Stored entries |
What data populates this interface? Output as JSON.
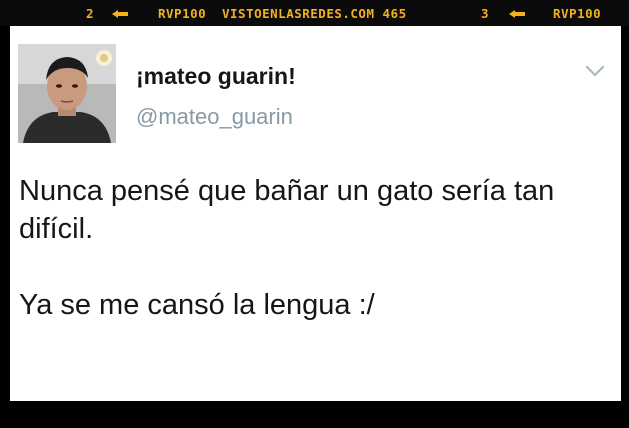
{
  "topbar": {
    "left_count": "2",
    "left_code": "RVP100",
    "site_text": "VISTOENLASREDES.COM 465",
    "right_count": "3",
    "right_code": "RVP100",
    "accent_color": "#f2b21c"
  },
  "tweet": {
    "display_name": "¡mateo guarin!",
    "handle": "@mateo_guarin",
    "menu_icon": "chevron-down-icon",
    "text_line1": "Nunca pensé que bañar un gato sería tan difícil.",
    "text_line2": "Ya se me cansó la lengua :/"
  }
}
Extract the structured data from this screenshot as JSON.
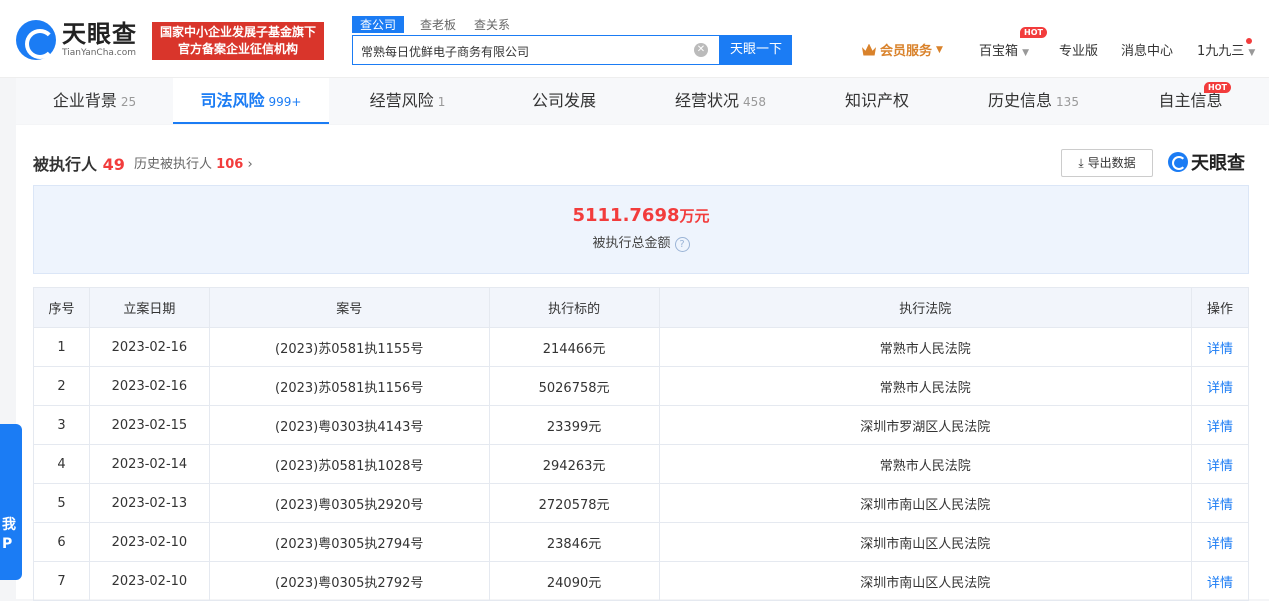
{
  "header": {
    "logo_cn": "天眼查",
    "logo_en": "TianYanCha.com",
    "banner_line1": "国家中小企业发展子基金旗下",
    "banner_line2": "官方备案企业征信机构",
    "search_tabs": [
      "查公司",
      "查老板",
      "查关系"
    ],
    "search_value": "常熟每日优鲜电子商务有限公司",
    "search_button": "天眼一下",
    "vip": "会员服务",
    "treasure": "百宝箱",
    "hot_label": "HOT",
    "pro": "专业版",
    "messages": "消息中心",
    "user": "1九九三"
  },
  "tabs": [
    {
      "label": "企业背景",
      "count": "25"
    },
    {
      "label": "司法风险",
      "count": "999+"
    },
    {
      "label": "经营风险",
      "count": "1"
    },
    {
      "label": "公司发展",
      "count": ""
    },
    {
      "label": "经营状况",
      "count": "458"
    },
    {
      "label": "知识产权",
      "count": ""
    },
    {
      "label": "历史信息",
      "count": "135"
    },
    {
      "label": "自主信息",
      "count": ""
    }
  ],
  "section": {
    "title": "被执行人",
    "count": "49",
    "history_label": "历史被执行人",
    "history_count": "106",
    "export": "导出数据",
    "brand": "天眼查",
    "total_amount": "5111.7698",
    "total_unit": "万元",
    "total_label": "被执行总金额"
  },
  "table": {
    "headers": [
      "序号",
      "立案日期",
      "案号",
      "执行标的",
      "执行法院",
      "操作"
    ],
    "rows": [
      [
        "1",
        "2023-02-16",
        "(2023)苏0581执1155号",
        "214466元",
        "常熟市人民法院",
        "详情"
      ],
      [
        "2",
        "2023-02-16",
        "(2023)苏0581执1156号",
        "5026758元",
        "常熟市人民法院",
        "详情"
      ],
      [
        "3",
        "2023-02-15",
        "(2023)粤0303执4143号",
        "23399元",
        "深圳市罗湖区人民法院",
        "详情"
      ],
      [
        "4",
        "2023-02-14",
        "(2023)苏0581执1028号",
        "294263元",
        "常熟市人民法院",
        "详情"
      ],
      [
        "5",
        "2023-02-13",
        "(2023)粤0305执2920号",
        "2720578元",
        "深圳市南山区人民法院",
        "详情"
      ],
      [
        "6",
        "2023-02-10",
        "(2023)粤0305执2794号",
        "23846元",
        "深圳市南山区人民法院",
        "详情"
      ],
      [
        "7",
        "2023-02-10",
        "(2023)粤0305执2792号",
        "24090元",
        "深圳市南山区人民法院",
        "详情"
      ]
    ]
  },
  "float_widget": {
    "line1": "我",
    "line2": "P"
  }
}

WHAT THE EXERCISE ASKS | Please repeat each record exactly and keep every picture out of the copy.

ANSWER FOR THIS EXERCISE |
What data populates this interface? Output as JSON.
{
  "topbar": {
    "left_count": "2",
    "left_code": "RVP100",
    "site_text": "VISTOENLASREDES.COM 465",
    "right_count": "3",
    "right_code": "RVP100",
    "accent_color": "#f2b21c"
  },
  "tweet": {
    "display_name": "¡mateo guarin!",
    "handle": "@mateo_guarin",
    "menu_icon": "chevron-down-icon",
    "text_line1": "Nunca pensé que bañar un gato sería tan difícil.",
    "text_line2": "Ya se me cansó la lengua :/"
  }
}
Extract the structured data from this screenshot as JSON.
{
  "header": {
    "logo_cn": "天眼查",
    "logo_en": "TianYanCha.com",
    "banner_line1": "国家中小企业发展子基金旗下",
    "banner_line2": "官方备案企业征信机构",
    "search_tabs": [
      "查公司",
      "查老板",
      "查关系"
    ],
    "search_value": "常熟每日优鲜电子商务有限公司",
    "search_button": "天眼一下",
    "vip": "会员服务",
    "treasure": "百宝箱",
    "hot_label": "HOT",
    "pro": "专业版",
    "messages": "消息中心",
    "user": "1九九三"
  },
  "tabs": [
    {
      "label": "企业背景",
      "count": "25"
    },
    {
      "label": "司法风险",
      "count": "999+"
    },
    {
      "label": "经营风险",
      "count": "1"
    },
    {
      "label": "公司发展",
      "count": ""
    },
    {
      "label": "经营状况",
      "count": "458"
    },
    {
      "label": "知识产权",
      "count": ""
    },
    {
      "label": "历史信息",
      "count": "135"
    },
    {
      "label": "自主信息",
      "count": ""
    }
  ],
  "section": {
    "title": "被执行人",
    "count": "49",
    "history_label": "历史被执行人",
    "history_count": "106",
    "export": "导出数据",
    "brand": "天眼查",
    "total_amount": "5111.7698",
    "total_unit": "万元",
    "total_label": "被执行总金额"
  },
  "table": {
    "headers": [
      "序号",
      "立案日期",
      "案号",
      "执行标的",
      "执行法院",
      "操作"
    ],
    "rows": [
      [
        "1",
        "2023-02-16",
        "(2023)苏0581执1155号",
        "214466元",
        "常熟市人民法院",
        "详情"
      ],
      [
        "2",
        "2023-02-16",
        "(2023)苏0581执1156号",
        "5026758元",
        "常熟市人民法院",
        "详情"
      ],
      [
        "3",
        "2023-02-15",
        "(2023)粤0303执4143号",
        "23399元",
        "深圳市罗湖区人民法院",
        "详情"
      ],
      [
        "4",
        "2023-02-14",
        "(2023)苏0581执1028号",
        "294263元",
        "常熟市人民法院",
        "详情"
      ],
      [
        "5",
        "2023-02-13",
        "(2023)粤0305执2920号",
        "2720578元",
        "深圳市南山区人民法院",
        "详情"
      ],
      [
        "6",
        "2023-02-10",
        "(2023)粤0305执2794号",
        "23846元",
        "深圳市南山区人民法院",
        "详情"
      ],
      [
        "7",
        "2023-02-10",
        "(2023)粤0305执2792号",
        "24090元",
        "深圳市南山区人民法院",
        "详情"
      ]
    ]
  },
  "float_widget": {
    "line1": "我",
    "line2": "P"
  }
}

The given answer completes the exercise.